Short-toed Eagle, ©MarioM, via Wikimedia Commons.
Short-toed Eagle painting.
This gets worse the further you get from the head - I ran out of time and patience to some extent. Still, fairly pleased with the head and breast!

Monday, 6 January 2014

150. Verreaux's Eagle (Aquila verreauxii)

Verreaux's Eagle is found mostly in sub-Saharan Africa, but there are a few populations further north, in Sinai, Jordan and Saudi Arabia. It is very large with black plumage and white windows on the primary flight feathers, and a pure white rump and distinctive white V or U shape on its back. The juvenile is more colourful, with a rufous nape, pale buff upperwing coverts and underparts with black speckling, and a white trailing edge on the wings and tail. I have chosen this photo to illustrate the wing shape - the exaggeratedly narrow wing base and bulging secondaries are very distinctive. Verreaux's Eagle lives in remote mountainous areas, and also semi-desert and savanna - anywhere it can find its favourite prey, Rock Hyrax.

Verreaux's Eagle, ©Jerry Oldenettel, via Flickr Creative Commons.
Verreaux's Eagle painting.
Not too shabby.

Friday, 3 January 2014

149. Tawny Eagle (Aquila rapax)

Tawny Eagles are closely related to Steppe Eagles and look quite similar, however they are slightly smaller and chunkier and generally paler. Their wings and tail have no black trailing edge and are densely but finely barred, which appears indistinct compared to Steppe Eagles' heavier barring. Tawny Eagles also have a paler iris and the bill's yellow gape extends less far back. The juvenile plumage is also similar to Steppe Eagle but much paler and without the thick white band on the underwing. Tawny Eagles are found in small areas of Morocco and Algeria, and are more widespread in sub-Saharan Africa. Their preferred habitat is mountains, woodland, savanna, semi-desert and steppe plains.

Tawny Eagle, ©Lip Kee, via Flickr Creative Commons.

Tawny Eagle painting.
Again, colours a bit all over the place and proportions not too great either....hopefully I will improve once I get back into the swing of things (or just pick birds that aren't flying, heh).

Thursday, 2 January 2014

148. Steppe Eagle (Aquila nipalensis)

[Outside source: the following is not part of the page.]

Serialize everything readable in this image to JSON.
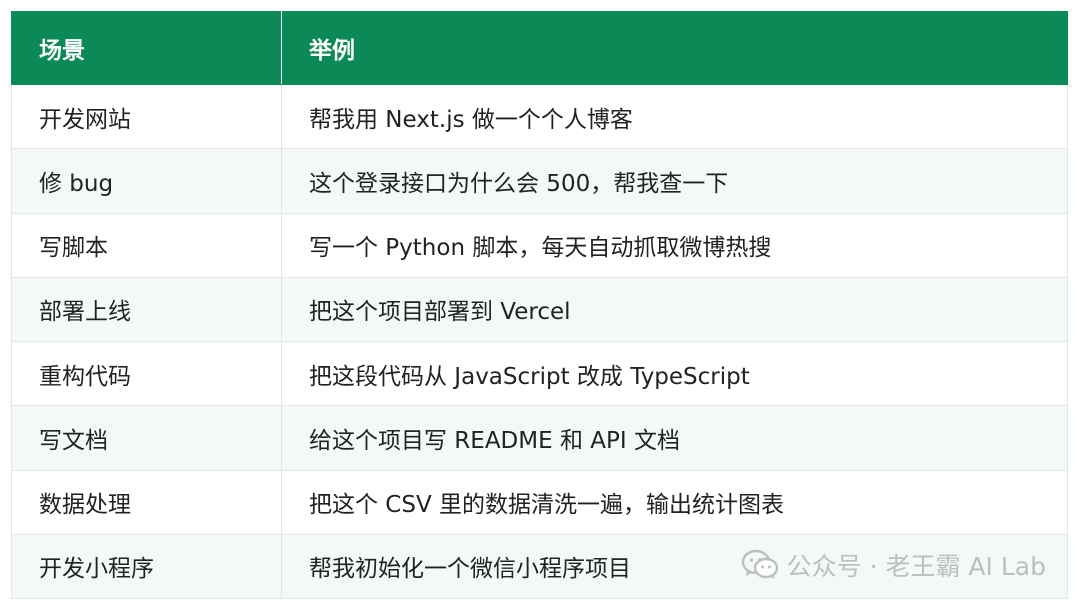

Steppe Eagles occur occasionally in Europe but breed further east than this - their usual distribution starts in southern Russia north of the Caucasus and Caspian Sea and extends across Eurasia from there. They winter mostly in Africa, with a few in parts of the Middle East. They are large and long-winged, and can look very similar to the Lesser and Greater Spotted Eagles, but have longer wings, and if you get a good enough view (!) oval rather than round nostrils and a heavier bill with the yellow gape reaching further back under the eye. The flight and tail feathers are coarsely barred, more extensively than in the Spotted Eagles, and have a thick black trailing edge. The photo is of an immature bird; they are lighter brown with dark flight feathers separated by a white band and the flight and tail feathers have a white trailing edge. Their preferred habitat is lowland steppe plains, foothills and semi-desert.

Steppe Eagle, ©Tarique Sani, via Flickr Creative Commons.
Steppe Eagle painting.
Darn, I must be a bit out of practice from having a break over Christmas - ran out of time to finish and the colour's a bit lurid.